Repeat each line of the data below exactly, but skip the pictures.

EXERCISE DATA
══════════

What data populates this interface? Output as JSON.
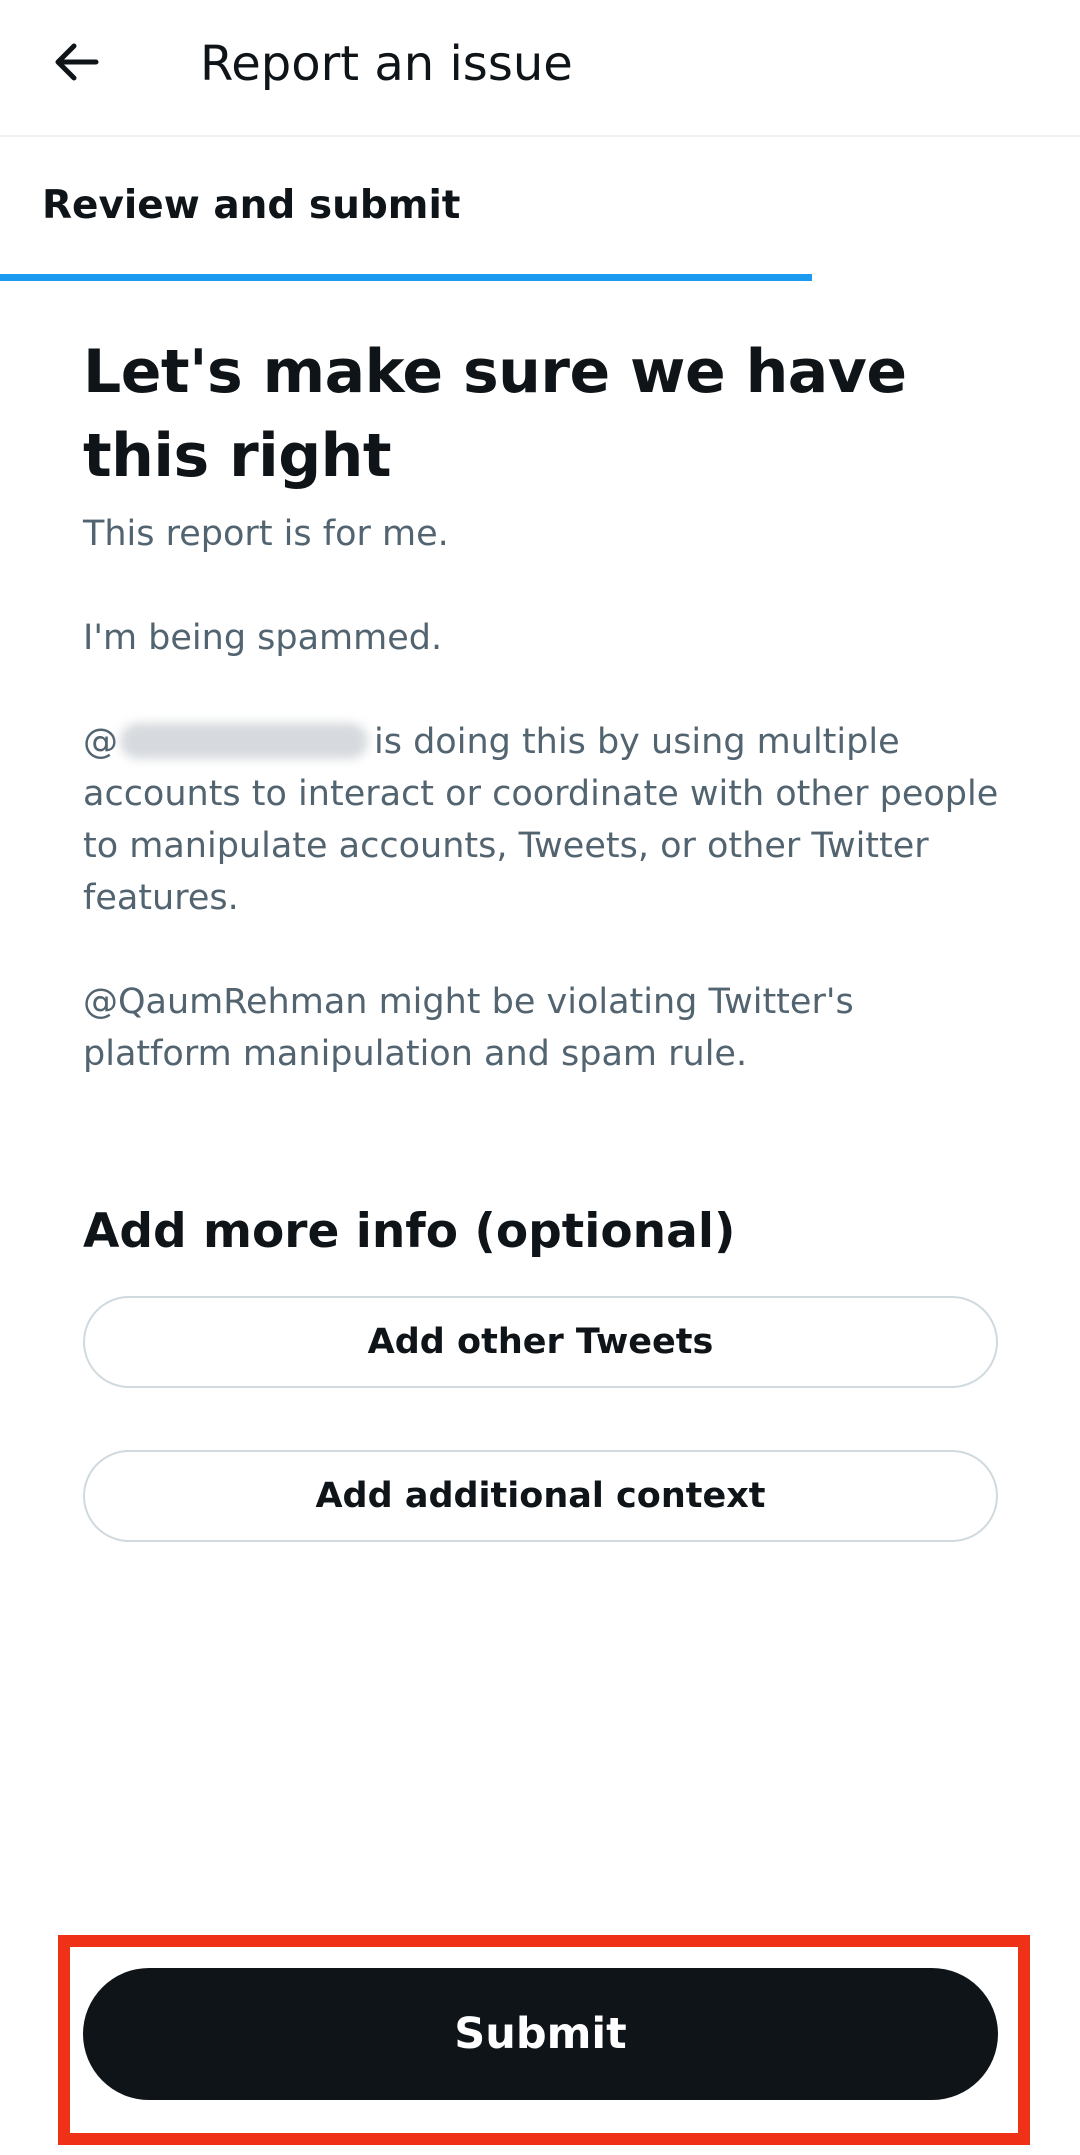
{
  "header": {
    "back_icon": "arrow-left-icon",
    "title": "Report an issue"
  },
  "tabs": [
    {
      "label": "Review and submit",
      "active": true
    }
  ],
  "review": {
    "headline": "Let's make sure we have this right",
    "paragraph_1": "This report is for me.",
    "paragraph_2": "I'm being spammed.",
    "paragraph_3_prefix": "@",
    "paragraph_3_rest": "is doing this by using multiple accounts to interact or coordinate with other people to manipulate accounts, Tweets, or other Twitter features.",
    "paragraph_4": "@QaumRehman might be violating Twitter's platform manipulation and spam rule."
  },
  "more_info": {
    "title": "Add more info (optional)",
    "add_tweets_label": "Add other Tweets",
    "add_context_label": "Add additional context"
  },
  "footer": {
    "submit_label": "Submit"
  },
  "colors": {
    "text_primary": "#0f1419",
    "text_secondary": "#536471",
    "tab_indicator": "#1d9bf0",
    "button_border": "#cfd9de",
    "submit_bg": "#0f1419",
    "highlight": "#ee3117"
  }
}
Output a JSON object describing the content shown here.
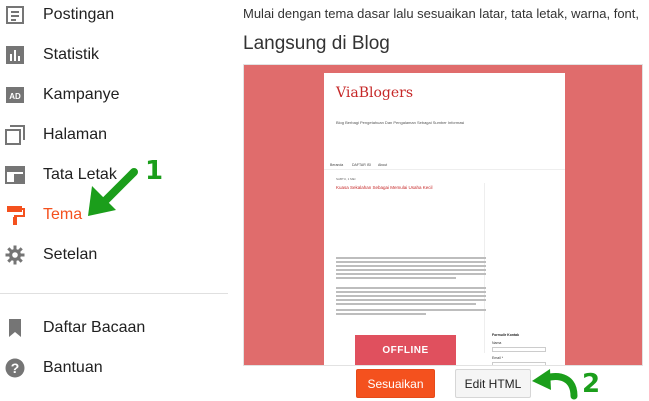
{
  "sidebar": {
    "items": [
      {
        "label": "Postingan",
        "icon": "posts-icon"
      },
      {
        "label": "Statistik",
        "icon": "stats-icon"
      },
      {
        "label": "Kampanye",
        "icon": "ad-icon"
      },
      {
        "label": "Halaman",
        "icon": "pages-icon"
      },
      {
        "label": "Tata Letak",
        "icon": "layout-icon"
      },
      {
        "label": "Tema",
        "icon": "paint-roller-icon",
        "active": true
      },
      {
        "label": "Setelan",
        "icon": "gear-icon"
      },
      {
        "label": "Daftar Bacaan",
        "icon": "bookmark-icon"
      },
      {
        "label": "Bantuan",
        "icon": "help-icon"
      }
    ]
  },
  "main": {
    "intro": "Mulai dengan tema dasar lalu sesuaikan latar, tata letak, warna, font,",
    "section_title": "Langsung di Blog",
    "preview": {
      "blog_title": "ViaBlogers",
      "blog_description": "Blog Berbagi Pengetahuan Dan Pengalaman Sebagai Sumber Informasi",
      "tabs": [
        "Beranda",
        "DAFTAR ISI",
        "About"
      ],
      "post_meta": "SABTU, 1 MEI",
      "post_title": "Kuasa Sekalahan Sebagai Memulai Usaha Kecil",
      "sidebar_heading": "Formulir Kontak",
      "sidebar_labels": [
        "Nama",
        "Email *"
      ],
      "offline_badge": "OFFLINE"
    },
    "buttons": {
      "customize": "Sesuaikan",
      "edit_html": "Edit HTML"
    }
  },
  "annotations": {
    "step1": "1",
    "step2": "2",
    "arrow_color": "#1b9e1b"
  },
  "colors": {
    "accent": "#f4511e",
    "preview_bg": "#e06c6c",
    "offline": "#e0505e"
  }
}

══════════

ANSWER BOX
What data populates this interface? Output as JSON.
{
  "header": {
    "back_icon": "arrow-left-icon",
    "title": "Report an issue"
  },
  "tabs": [
    {
      "label": "Review and submit",
      "active": true
    }
  ],
  "review": {
    "headline": "Let's make sure we have this right",
    "paragraph_1": "This report is for me.",
    "paragraph_2": "I'm being spammed.",
    "paragraph_3_prefix": "@",
    "paragraph_3_rest": "is doing this by using multiple accounts to interact or coordinate with other people to manipulate accounts, Tweets, or other Twitter features.",
    "paragraph_4": "@QaumRehman might be violating Twitter's platform manipulation and spam rule."
  },
  "more_info": {
    "title": "Add more info (optional)",
    "add_tweets_label": "Add other Tweets",
    "add_context_label": "Add additional context"
  },
  "footer": {
    "submit_label": "Submit"
  },
  "colors": {
    "text_primary": "#0f1419",
    "text_secondary": "#536471",
    "tab_indicator": "#1d9bf0",
    "button_border": "#cfd9de",
    "submit_bg": "#0f1419",
    "highlight": "#ee3117"
  }
}
Output a JSON object describing the content shown here.
{
  "sidebar": {
    "items": [
      {
        "label": "Postingan",
        "icon": "posts-icon"
      },
      {
        "label": "Statistik",
        "icon": "stats-icon"
      },
      {
        "label": "Kampanye",
        "icon": "ad-icon"
      },
      {
        "label": "Halaman",
        "icon": "pages-icon"
      },
      {
        "label": "Tata Letak",
        "icon": "layout-icon"
      },
      {
        "label": "Tema",
        "icon": "paint-roller-icon",
        "active": true
      },
      {
        "label": "Setelan",
        "icon": "gear-icon"
      },
      {
        "label": "Daftar Bacaan",
        "icon": "bookmark-icon"
      },
      {
        "label": "Bantuan",
        "icon": "help-icon"
      }
    ]
  },
  "main": {
    "intro": "Mulai dengan tema dasar lalu sesuaikan latar, tata letak, warna, font,",
    "section_title": "Langsung di Blog",
    "preview": {
      "blog_title": "ViaBlogers",
      "blog_description": "Blog Berbagi Pengetahuan Dan Pengalaman Sebagai Sumber Informasi",
      "tabs": [
        "Beranda",
        "DAFTAR ISI",
        "About"
      ],
      "post_meta": "SABTU, 1 MEI",
      "post_title": "Kuasa Sekalahan Sebagai Memulai Usaha Kecil",
      "sidebar_heading": "Formulir Kontak",
      "sidebar_labels": [
        "Nama",
        "Email *"
      ],
      "offline_badge": "OFFLINE"
    },
    "buttons": {
      "customize": "Sesuaikan",
      "edit_html": "Edit HTML"
    }
  },
  "annotations": {
    "step1": "1",
    "step2": "2",
    "arrow_color": "#1b9e1b"
  },
  "colors": {
    "accent": "#f4511e",
    "preview_bg": "#e06c6c",
    "offline": "#e0505e"
  }
}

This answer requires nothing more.